Chemogenetics, Induced Neurons and Pluripotent Stem Cells: Towards Advanced Gene and Cell Therapies Targeting Epilepsy

University dissertation from Department of Clinical Sciences, Lund University

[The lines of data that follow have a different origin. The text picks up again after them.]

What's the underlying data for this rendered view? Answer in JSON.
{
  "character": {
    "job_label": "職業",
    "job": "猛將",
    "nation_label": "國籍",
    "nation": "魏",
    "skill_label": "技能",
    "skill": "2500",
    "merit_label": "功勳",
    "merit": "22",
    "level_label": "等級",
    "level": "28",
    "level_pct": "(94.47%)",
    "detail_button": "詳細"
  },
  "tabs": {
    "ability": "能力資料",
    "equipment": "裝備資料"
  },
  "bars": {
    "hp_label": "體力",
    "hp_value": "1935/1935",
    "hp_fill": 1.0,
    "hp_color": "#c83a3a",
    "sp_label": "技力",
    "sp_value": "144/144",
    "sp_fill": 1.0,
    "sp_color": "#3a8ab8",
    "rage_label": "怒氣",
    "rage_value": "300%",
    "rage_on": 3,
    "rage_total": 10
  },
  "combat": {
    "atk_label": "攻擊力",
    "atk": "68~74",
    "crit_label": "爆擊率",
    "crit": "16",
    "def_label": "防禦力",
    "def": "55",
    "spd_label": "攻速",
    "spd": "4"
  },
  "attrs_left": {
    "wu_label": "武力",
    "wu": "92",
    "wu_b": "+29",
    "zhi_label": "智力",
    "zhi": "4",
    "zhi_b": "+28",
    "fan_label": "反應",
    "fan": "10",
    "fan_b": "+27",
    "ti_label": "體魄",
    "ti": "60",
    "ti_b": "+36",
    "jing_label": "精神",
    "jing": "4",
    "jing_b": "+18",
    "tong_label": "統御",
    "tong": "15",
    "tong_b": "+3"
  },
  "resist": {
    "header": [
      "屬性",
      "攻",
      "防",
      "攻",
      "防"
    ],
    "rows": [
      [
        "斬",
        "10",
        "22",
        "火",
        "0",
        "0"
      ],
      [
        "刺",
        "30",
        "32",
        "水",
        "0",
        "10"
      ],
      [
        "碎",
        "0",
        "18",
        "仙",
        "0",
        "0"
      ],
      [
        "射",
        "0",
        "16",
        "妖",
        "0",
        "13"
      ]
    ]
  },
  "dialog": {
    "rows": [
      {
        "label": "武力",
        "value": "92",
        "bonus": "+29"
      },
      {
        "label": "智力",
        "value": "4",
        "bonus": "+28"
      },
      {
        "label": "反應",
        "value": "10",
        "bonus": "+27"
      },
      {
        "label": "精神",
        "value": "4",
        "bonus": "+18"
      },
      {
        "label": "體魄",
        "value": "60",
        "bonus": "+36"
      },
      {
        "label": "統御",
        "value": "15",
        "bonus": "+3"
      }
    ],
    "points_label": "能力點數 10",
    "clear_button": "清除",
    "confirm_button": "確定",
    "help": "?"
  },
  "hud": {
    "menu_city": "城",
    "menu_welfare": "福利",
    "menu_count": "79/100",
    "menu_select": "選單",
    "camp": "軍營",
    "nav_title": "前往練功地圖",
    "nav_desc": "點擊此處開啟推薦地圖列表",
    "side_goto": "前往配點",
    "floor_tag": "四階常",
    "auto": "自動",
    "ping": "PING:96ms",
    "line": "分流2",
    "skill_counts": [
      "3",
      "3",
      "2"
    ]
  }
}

Abstract: The complexity of the central nervous system and existence of the blood-brain barrier often causes difficulties for traditional pharmacological treatments of neurological diseases. This thesis explores the feasibility and potential for novel gene and cell therapy approaches, which hold better promise for neurological disorders, while particularly targeting epilepsy. Epilepsy is a multifactorial neurological disorder affecting 1% of the population. Available pharmacological therapies are merely symptomatic, and have severe side effects, while failing to adequately control seizures in one third of the patients, predominately in those with temporal lobe epilepsy (TLE). Targeted silencing of the pathological circuits by expressing therapeutic genes, or increasing the inhibition by introducing new populations of GABA-releasing neurons, might prove therapeutic for epilepsy, by counteracting seizures and even modifying the disease. Gene therapy offers localized, cell-type specific alteration of neuronal excitability, but on-demand seizure suppression can only be achieved by tools allowing external temporal control. One such recently developed chemogenetic technology is based on viral expression of modified muscarinic G-protein coupled receptors, specifically activated by otherwise inert clozapine-N-oxide (CNO). In paper I, we explored if such modified receptor, hM4Di, which selectively activates Gi pathway, thereby causing neuronal inhibition, could suppress epileptiform activity upon CNO application. This approach proved effective for localized suppression of neuronal excitability and seizure-like events in an in vitro model of TLE, organotypic hippocampal slice cultures (OHSC), without altering intrinsic properties of the hM4Di-expressing neurons, demonstrating the therapeutic potential of this technology. In papers II and III we characterized two different cell sources with the prospect of cell replacement therapy: induced Pluripotent Stem cells (iPS) and induced Neurons (iN). These two patient specific alternative cell sources offer a solution to ethical and immunogenicity issues, related to embryonic stem cell use. Already six weeks after grafting in OHSCs, iPS-derived neuroepitelial-like stem cells (lt-NES), predominately differentiating to GABA-ergic neurons, displayed functional neuronal properties and certain rate of synaptic integration. In vivo studies showed that longer differentiation time (up to 24 weeks) was needed for the grafts to fully mature and extensively integrate into the host synaptic network. The grafted cells still retained some of the distinct electrophysiological features, however, such as high input resistance. Next, we studied long-term survival of human foetal fibroblast-derived induced neurons (iN) in rodent hippocampus. Human iNs survive and maintain neuronal profile up to six months post-grafting, developing more elaborate neuronal morphology and complex dendritic arborisation over time. Graft-derived neurons with mature neuronal properties could be observed at six months, although a portion of non-converted fibroblasts, as well as asynchronous neuronal conversion was apparent among the grafts. Improvements in conversion, survival and integration rate of iN cells are required before these cells can offer a better alternative to iPS or stem cells. While showing potential as candidates for cell replacement therapy, both characterised cell types have to be further tested in relevant epilepsy model systems to demonstrate their therapeutic effect. In summary, this thesis adds new knowledge and experimental basis for development of gene- and cell-based therapies for neurological disorders.